• RECORDS PROVIDED:
──────
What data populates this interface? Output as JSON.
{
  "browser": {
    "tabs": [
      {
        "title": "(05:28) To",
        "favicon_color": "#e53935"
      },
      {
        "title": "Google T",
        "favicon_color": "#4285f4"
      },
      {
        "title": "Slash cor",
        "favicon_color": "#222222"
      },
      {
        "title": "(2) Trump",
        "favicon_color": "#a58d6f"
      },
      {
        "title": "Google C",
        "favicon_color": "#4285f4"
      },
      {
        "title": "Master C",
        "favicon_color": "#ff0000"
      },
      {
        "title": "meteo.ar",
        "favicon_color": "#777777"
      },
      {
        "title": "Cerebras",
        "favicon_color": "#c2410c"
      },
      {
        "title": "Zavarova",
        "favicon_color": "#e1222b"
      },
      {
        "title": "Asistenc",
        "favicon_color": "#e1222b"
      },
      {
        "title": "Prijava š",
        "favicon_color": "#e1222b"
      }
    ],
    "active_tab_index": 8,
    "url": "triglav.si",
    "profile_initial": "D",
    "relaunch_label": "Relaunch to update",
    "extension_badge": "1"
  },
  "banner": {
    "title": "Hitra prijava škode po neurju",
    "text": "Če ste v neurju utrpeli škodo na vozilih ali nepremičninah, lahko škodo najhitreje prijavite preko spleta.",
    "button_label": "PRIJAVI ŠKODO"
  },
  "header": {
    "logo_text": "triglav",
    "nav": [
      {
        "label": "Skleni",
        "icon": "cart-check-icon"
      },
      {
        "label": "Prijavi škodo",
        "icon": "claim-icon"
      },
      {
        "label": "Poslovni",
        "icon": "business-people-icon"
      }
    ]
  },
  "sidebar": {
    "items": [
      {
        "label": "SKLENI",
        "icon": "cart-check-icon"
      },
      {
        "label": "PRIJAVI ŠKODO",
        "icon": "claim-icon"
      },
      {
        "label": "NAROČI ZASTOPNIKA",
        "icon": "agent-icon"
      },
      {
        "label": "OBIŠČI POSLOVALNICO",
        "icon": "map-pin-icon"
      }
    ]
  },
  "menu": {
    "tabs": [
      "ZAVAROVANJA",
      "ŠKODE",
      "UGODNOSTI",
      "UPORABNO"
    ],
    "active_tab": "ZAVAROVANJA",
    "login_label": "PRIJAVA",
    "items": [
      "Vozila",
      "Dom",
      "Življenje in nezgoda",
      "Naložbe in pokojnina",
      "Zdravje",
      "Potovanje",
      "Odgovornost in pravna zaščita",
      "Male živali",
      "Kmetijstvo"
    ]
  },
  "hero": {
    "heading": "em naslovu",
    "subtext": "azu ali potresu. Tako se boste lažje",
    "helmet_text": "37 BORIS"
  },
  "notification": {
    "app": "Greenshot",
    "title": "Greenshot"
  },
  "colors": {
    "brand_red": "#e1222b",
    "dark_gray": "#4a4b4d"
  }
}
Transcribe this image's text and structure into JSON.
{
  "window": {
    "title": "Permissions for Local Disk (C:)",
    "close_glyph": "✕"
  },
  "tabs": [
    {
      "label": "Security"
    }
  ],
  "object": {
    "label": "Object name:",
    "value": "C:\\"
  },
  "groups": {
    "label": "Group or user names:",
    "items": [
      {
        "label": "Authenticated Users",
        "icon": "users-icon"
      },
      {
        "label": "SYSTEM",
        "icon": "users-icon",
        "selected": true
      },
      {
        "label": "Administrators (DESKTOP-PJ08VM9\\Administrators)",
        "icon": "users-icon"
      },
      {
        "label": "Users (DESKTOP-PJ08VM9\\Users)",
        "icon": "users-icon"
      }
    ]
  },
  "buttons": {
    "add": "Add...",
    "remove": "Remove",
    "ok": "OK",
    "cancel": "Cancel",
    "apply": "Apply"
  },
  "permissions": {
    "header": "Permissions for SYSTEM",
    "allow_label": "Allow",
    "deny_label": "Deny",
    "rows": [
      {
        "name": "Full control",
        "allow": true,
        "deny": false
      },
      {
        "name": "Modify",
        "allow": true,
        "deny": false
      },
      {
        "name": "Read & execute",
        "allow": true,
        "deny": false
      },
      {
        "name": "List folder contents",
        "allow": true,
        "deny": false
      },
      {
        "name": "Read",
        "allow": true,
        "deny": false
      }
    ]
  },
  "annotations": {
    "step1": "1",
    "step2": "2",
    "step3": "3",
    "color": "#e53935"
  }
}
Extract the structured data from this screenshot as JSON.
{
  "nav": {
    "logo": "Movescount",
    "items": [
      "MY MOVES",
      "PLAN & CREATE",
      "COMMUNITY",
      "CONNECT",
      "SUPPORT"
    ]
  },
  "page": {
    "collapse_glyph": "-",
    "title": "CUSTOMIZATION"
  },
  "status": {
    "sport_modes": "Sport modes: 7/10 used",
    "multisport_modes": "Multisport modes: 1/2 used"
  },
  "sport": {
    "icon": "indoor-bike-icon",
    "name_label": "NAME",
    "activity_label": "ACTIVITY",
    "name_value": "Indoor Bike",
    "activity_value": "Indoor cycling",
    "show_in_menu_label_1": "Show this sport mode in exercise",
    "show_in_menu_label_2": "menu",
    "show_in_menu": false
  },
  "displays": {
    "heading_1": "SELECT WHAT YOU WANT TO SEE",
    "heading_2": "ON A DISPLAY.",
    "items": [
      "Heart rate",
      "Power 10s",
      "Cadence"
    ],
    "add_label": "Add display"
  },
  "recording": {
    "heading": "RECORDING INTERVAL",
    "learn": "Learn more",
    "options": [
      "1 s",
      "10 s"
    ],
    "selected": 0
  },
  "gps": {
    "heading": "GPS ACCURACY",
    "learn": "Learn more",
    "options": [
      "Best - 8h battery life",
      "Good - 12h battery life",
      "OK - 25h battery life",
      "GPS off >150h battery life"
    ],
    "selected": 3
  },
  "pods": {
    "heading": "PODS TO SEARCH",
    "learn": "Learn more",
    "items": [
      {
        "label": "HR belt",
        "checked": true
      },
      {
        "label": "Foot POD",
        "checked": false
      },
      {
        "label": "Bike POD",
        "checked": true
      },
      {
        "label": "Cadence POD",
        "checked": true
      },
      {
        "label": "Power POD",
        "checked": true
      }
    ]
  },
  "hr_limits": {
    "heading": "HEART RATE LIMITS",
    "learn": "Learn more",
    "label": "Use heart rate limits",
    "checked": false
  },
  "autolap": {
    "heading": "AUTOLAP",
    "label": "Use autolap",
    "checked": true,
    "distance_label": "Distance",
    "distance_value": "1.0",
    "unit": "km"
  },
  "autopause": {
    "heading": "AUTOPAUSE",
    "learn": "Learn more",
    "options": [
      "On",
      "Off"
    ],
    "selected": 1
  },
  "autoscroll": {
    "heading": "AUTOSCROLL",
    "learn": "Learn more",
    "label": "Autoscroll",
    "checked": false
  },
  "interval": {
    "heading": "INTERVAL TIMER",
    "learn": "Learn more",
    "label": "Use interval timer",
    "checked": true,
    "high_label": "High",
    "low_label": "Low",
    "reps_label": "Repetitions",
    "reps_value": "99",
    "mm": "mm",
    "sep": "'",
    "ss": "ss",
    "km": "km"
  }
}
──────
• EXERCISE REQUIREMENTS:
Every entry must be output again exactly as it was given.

• ANSWER BELOW:
What data populates this interface? Output as JSON.
{
  "browser": {
    "tabs": [
      {
        "title": "(05:28) To",
        "favicon_color": "#e53935"
      },
      {
        "title": "Google T",
        "favicon_color": "#4285f4"
      },
      {
        "title": "Slash cor",
        "favicon_color": "#222222"
      },
      {
        "title": "(2) Trump",
        "favicon_color": "#a58d6f"
      },
      {
        "title": "Google C",
        "favicon_color": "#4285f4"
      },
      {
        "title": "Master C",
        "favicon_color": "#ff0000"
      },
      {
        "title": "meteo.ar",
        "favicon_color": "#777777"
      },
      {
        "title": "Cerebras",
        "favicon_color": "#c2410c"
      },
      {
        "title": "Zavarova",
        "favicon_color": "#e1222b"
      },
      {
        "title": "Asistenc",
        "favicon_color": "#e1222b"
      },
      {
        "title": "Prijava š",
        "favicon_color": "#e1222b"
      }
    ],
    "active_tab_index": 8,
    "url": "triglav.si",
    "profile_initial": "D",
    "relaunch_label": "Relaunch to update",
    "extension_badge": "1"
  },
  "banner": {
    "title": "Hitra prijava škode po neurju",
    "text": "Če ste v neurju utrpeli škodo na vozilih ali nepremičninah, lahko škodo najhitreje prijavite preko spleta.",
    "button_label": "PRIJAVI ŠKODO"
  },
  "header": {
    "logo_text": "triglav",
    "nav": [
      {
        "label": "Skleni",
        "icon": "cart-check-icon"
      },
      {
        "label": "Prijavi škodo",
        "icon": "claim-icon"
      },
      {
        "label": "Poslovni",
        "icon": "business-people-icon"
      }
    ]
  },
  "sidebar": {
    "items": [
      {
        "label": "SKLENI",
        "icon": "cart-check-icon"
      },
      {
        "label": "PRIJAVI ŠKODO",
        "icon": "claim-icon"
      },
      {
        "label": "NAROČI ZASTOPNIKA",
        "icon": "agent-icon"
      },
      {
        "label": "OBIŠČI POSLOVALNICO",
        "icon": "map-pin-icon"
      }
    ]
  },
  "menu": {
    "tabs": [
      "ZAVAROVANJA",
      "ŠKODE",
      "UGODNOSTI",
      "UPORABNO"
    ],
    "active_tab": "ZAVAROVANJA",
    "login_label": "PRIJAVA",
    "items": [
      "Vozila",
      "Dom",
      "Življenje in nezgoda",
      "Naložbe in pokojnina",
      "Zdravje",
      "Potovanje",
      "Odgovornost in pravna zaščita",
      "Male živali",
      "Kmetijstvo"
    ]
  },
  "hero": {
    "heading": "em naslovu",
    "subtext": "azu ali potresu. Tako se boste lažje",
    "helmet_text": "37 BORIS"
  },
  "notification": {
    "app": "Greenshot",
    "title": "Greenshot"
  },
  "colors": {
    "brand_red": "#e1222b",
    "dark_gray": "#4a4b4d"
  }
}
Transcribe this image's text and structure into JSON.
{
  "window": {
    "title": "Permissions for Local Disk (C:)",
    "close_glyph": "✕"
  },
  "tabs": [
    {
      "label": "Security"
    }
  ],
  "object": {
    "label": "Object name:",
    "value": "C:\\"
  },
  "groups": {
    "label": "Group or user names:",
    "items": [
      {
        "label": "Authenticated Users",
        "icon": "users-icon"
      },
      {
        "label": "SYSTEM",
        "icon": "users-icon",
        "selected": true
      },
      {
        "label": "Administrators (DESKTOP-PJ08VM9\\Administrators)",
        "icon": "users-icon"
      },
      {
        "label": "Users (DESKTOP-PJ08VM9\\Users)",
        "icon": "users-icon"
      }
    ]
  },
  "buttons": {
    "add": "Add...",
    "remove": "Remove",
    "ok": "OK",
    "cancel": "Cancel",
    "apply": "Apply"
  },
  "permissions": {
    "header": "Permissions for SYSTEM",
    "allow_label": "Allow",
    "deny_label": "Deny",
    "rows": [
      {
        "name": "Full control",
        "allow": true,
        "deny": false
      },
      {
        "name": "Modify",
        "allow": true,
        "deny": false
      },
      {
        "name": "Read & execute",
        "allow": true,
        "deny": false
      },
      {
        "name": "List folder contents",
        "allow": true,
        "deny": false
      },
      {
        "name": "Read",
        "allow": true,
        "deny": false
      }
    ]
  },
  "annotations": {
    "step1": "1",
    "step2": "2",
    "step3": "3",
    "color": "#e53935"
  }
}
Extract the structured data from this screenshot as JSON.
{
  "nav": {
    "logo": "Movescount",
    "items": [
      "MY MOVES",
      "PLAN & CREATE",
      "COMMUNITY",
      "CONNECT",
      "SUPPORT"
    ]
  },
  "page": {
    "collapse_glyph": "-",
    "title": "CUSTOMIZATION"
  },
  "status": {
    "sport_modes": "Sport modes: 7/10 used",
    "multisport_modes": "Multisport modes: 1/2 used"
  },
  "sport": {
    "icon": "indoor-bike-icon",
    "name_label": "NAME",
    "activity_label": "ACTIVITY",
    "name_value": "Indoor Bike",
    "activity_value": "Indoor cycling",
    "show_in_menu_label_1": "Show this sport mode in exercise",
    "show_in_menu_label_2": "menu",
    "show_in_menu": false
  },
  "displays": {
    "heading_1": "SELECT WHAT YOU WANT TO SEE",
    "heading_2": "ON A DISPLAY.",
    "items": [
      "Heart rate",
      "Power 10s",
      "Cadence"
    ],
    "add_label": "Add display"
  },
  "recording": {
    "heading": "RECORDING INTERVAL",
    "learn": "Learn more",
    "options": [
      "1 s",
      "10 s"
    ],
    "selected": 0
  },
  "gps": {
    "heading": "GPS ACCURACY",
    "learn": "Learn more",
    "options": [
      "Best - 8h battery life",
      "Good - 12h battery life",
      "OK - 25h battery life",
      "GPS off >150h battery life"
    ],
    "selected": 3
  },
  "pods": {
    "heading": "PODS TO SEARCH",
    "learn": "Learn more",
    "items": [
      {
        "label": "HR belt",
        "checked": true
      },
      {
        "label": "Foot POD",
        "checked": false
      },
      {
        "label": "Bike POD",
        "checked": true
      },
      {
        "label": "Cadence POD",
        "checked": true
      },
      {
        "label": "Power POD",
        "checked": true
      }
    ]
  },
  "hr_limits": {
    "heading": "HEART RATE LIMITS",
    "learn": "Learn more",
    "label": "Use heart rate limits",
    "checked": false
  },
  "autolap": {
    "heading": "AUTOLAP",
    "label": "Use autolap",
    "checked": true,
    "distance_label": "Distance",
    "distance_value": "1.0",
    "unit": "km"
  },
  "autopause": {
    "heading": "AUTOPAUSE",
    "learn": "Learn more",
    "options": [
      "On",
      "Off"
    ],
    "selected": 1
  },
  "autoscroll": {
    "heading": "AUTOSCROLL",
    "learn": "Learn more",
    "label": "Autoscroll",
    "checked": false
  },
  "interval": {
    "heading": "INTERVAL TIMER",
    "learn": "Learn more",
    "label": "Use interval timer",
    "checked": true,
    "high_label": "High",
    "low_label": "Low",
    "reps_label": "Repetitions",
    "reps_value": "99",
    "mm": "mm",
    "sep": "'",
    "ss": "ss",
    "km": "km"
  }
}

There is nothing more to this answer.